*Watch Stu Stone’s full interview with John Gibbons for the former Toronto Blue Jays manager’s weekly “Talking Points” feature, sponsored by Bodog Canada, by clicking on the video above.
May 20, 2022
By Kevin Glew
Cooperstowners in Canada.
John Gibbons has heard the baseball stats gurus who insist that any pitcher can close a game with the right match-up.
“That’s been a big argument forever, especially when the analytics started to become front and centre . . . and that’s BS,” Gibbons told Stu Stone for the latest episode of Talking Points, sponsored by Bodog Canada.
The former Jays skipper says that philosophy too easily dismisses what’s in a player’s head and their heart. Much of the closer’s role is mental, says Gibbons. They must be able to thrive in pressure-packed situations and shrug off blown saves.
That’s why Markham, Ont., native Jordan Romano’s absence from the Blue Jays’ bullpen since last Saturday due to a gastrointestinal illness was so concerning. Fortunately, Romano told reporters today that he’s feeling much better and will be available for the Blue Jays’ series opener against the Cincinnati Reds tonight at Rogers Centre.
With Romano’s return, everything seems to be falling into place for the Blue Jays’ pitching staff. The starting rotation has been a strength for the club even during their May struggles. Kevin Gausman and Alek Manoah have had All-Star worthy starts to their seasons and Jose Berrios is slowly rounding into his ace-like form. And to the delight of manager Charlie Montoyo and pitching coach Pete Walker, Yusei Kikuchi, their No. 5 starter, has had three straight excellent starts and has lowered his ERA to 3.38 this season.
“You look at the teams that win it all and they have depth in that rotation,” Gibbons told Stone. “People always talk about it and it’s true you have to have that No. 1 type guy to go up against the other teams. And the best teams have those. But on down the line, you have to have some good quality guys and you have to have depth.”
It was also encouraging for the Blue Jays that veteran lefty Hyun Jin Ryu allowed just one run in 4 2/3 innings last Saturday in his first start after close to a month on the injured list with forearm soreness.
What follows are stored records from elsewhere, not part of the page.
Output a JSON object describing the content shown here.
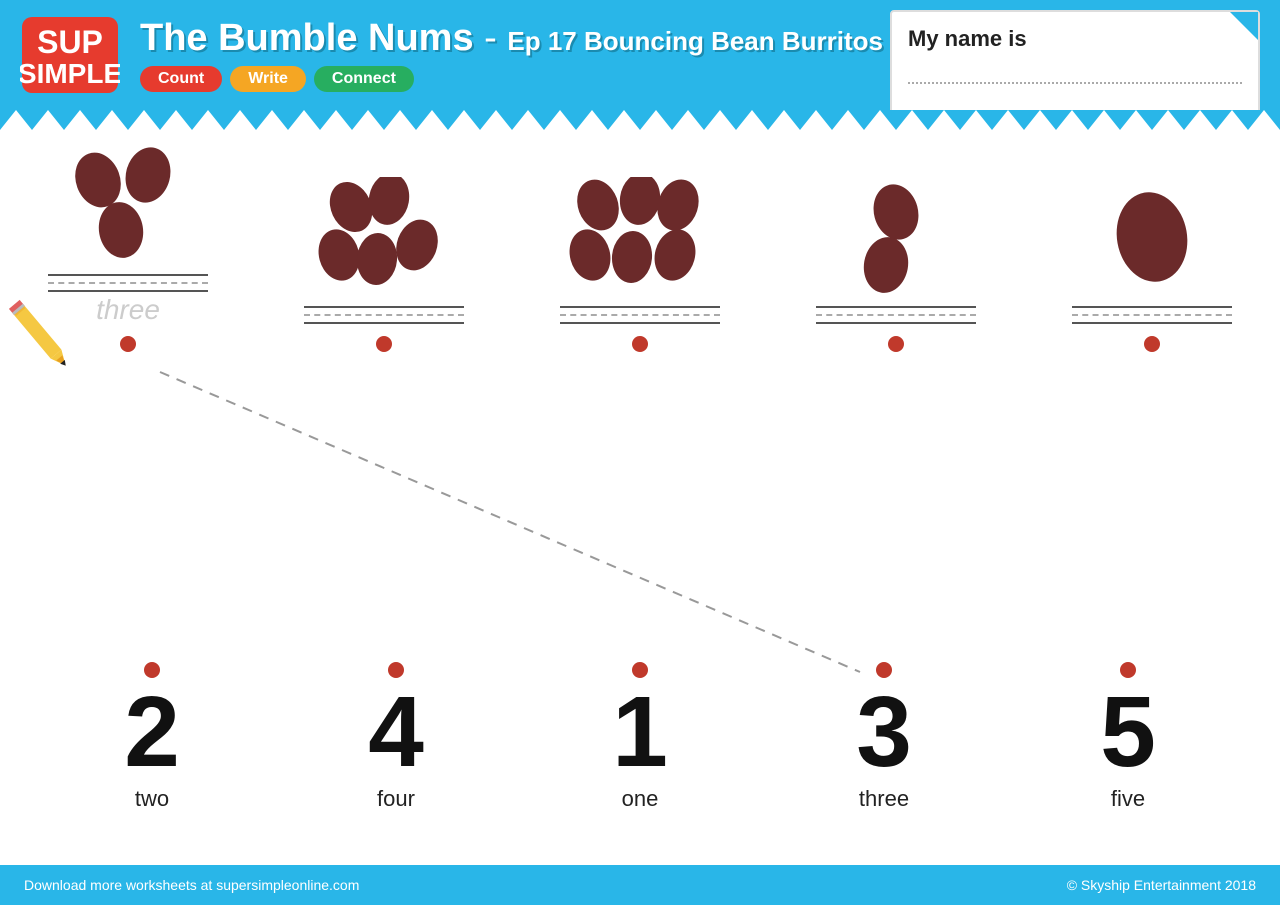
{
  "header": {
    "title": "The Bumble Nums",
    "subtitle": "Ep 17 Bouncing Bean Burritos",
    "tabs": [
      {
        "label": "Count",
        "color": "#e63b2e"
      },
      {
        "label": "Write",
        "color": "#f5a623"
      },
      {
        "label": "Connect",
        "color": "#27ae60"
      }
    ]
  },
  "nameCard": {
    "label": "My name is"
  },
  "beanGroups": [
    {
      "count": 3,
      "hint": "three"
    },
    {
      "count": 5,
      "hint": ""
    },
    {
      "count": 6,
      "hint": ""
    },
    {
      "count": 2,
      "hint": ""
    },
    {
      "count": 1,
      "hint": ""
    }
  ],
  "numberGroups": [
    {
      "number": "2",
      "word": "two"
    },
    {
      "number": "4",
      "word": "four"
    },
    {
      "number": "1",
      "word": "one"
    },
    {
      "number": "3",
      "word": "three"
    },
    {
      "number": "5",
      "word": "five"
    }
  ],
  "footer": {
    "left": "Download more worksheets at supersimpleonline.com",
    "right": "© Skyship Entertainment 2018"
  }
}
Ryu, who relies more on guile and location than velocity, had struggled mightily in April, posting a 13.50 ERA in two starts.
“Usually what happens, especially [with] that type of pitcher [like Ryu], when there is something going on in there [in their arm], whether it’s soreness . . . it’s usually your command that goes first because now you’ve got to gear it up a little bit harder just to maintain what your normal is,” shared Gibbons about Ryu’s early season struggles.
Now with all the pieces seemingly in place for the pitching staff, the Blue Jays’ offence, which was expected to be their strength but is hitting a collective .234, needs to heat up, and Gibbons thinks it will.
“I think it’s big getting Teoscar [Hernandez] back,” said Gibbons.
The ex-skipper believes that despite their May struggles, the Blue Jays, with their 20-18 record heading into Friday’s action, are in a “good spot.”
“Things will definitely get better because the pitching is too good. The offence is too good,” he said.
Gibbons on the Big Red Machine, Hendriks and the Leafs
One of the best things about Gibbons’ Talking Points interviews with Stu Stone are listening to his memories. Here are a few of them from the latest episode:
On the Cincinnati Reds:
“Actually that used to be my team growing up because they had Johnny Bench and those guys . . . the Big Red Machine, Concepcion . . . Griffey.”
On Liam Hendriks, who pitched for Gibbons on the Blue Jays in 2014 and 2015 and is now the closer of the White Sox:
“Liam pitched for us and Liam was always . . . a great kid, but kind of nutty . . . and now I watch him every time he closes a game. And it’s like they’re going to put him in the insane asylum . . . But he’s got kind of the perfect makeup for that [closer’s role] because he lets things go.”
On the Toronto Maple Leafs:
“I’m a novice hockey guy, I really became fascinated with the sport while I was up there. I didn’t really know anything about it but the toughness, the competitiveness and the passion that the Canadian fans have . . . It’s tough guy’s sport, you know. So I really like that. Baseball can be kind of a soft sport. Sometimes you get some candy asses. I’ll put it that way . . . Hockey you can’t do that. So that always thrilled me. I followed the history of the Leafs and it was like they were snake-bitten. But they’ve got some really good players. And I think I felt like everyone else that they were going to get over the hump this year.”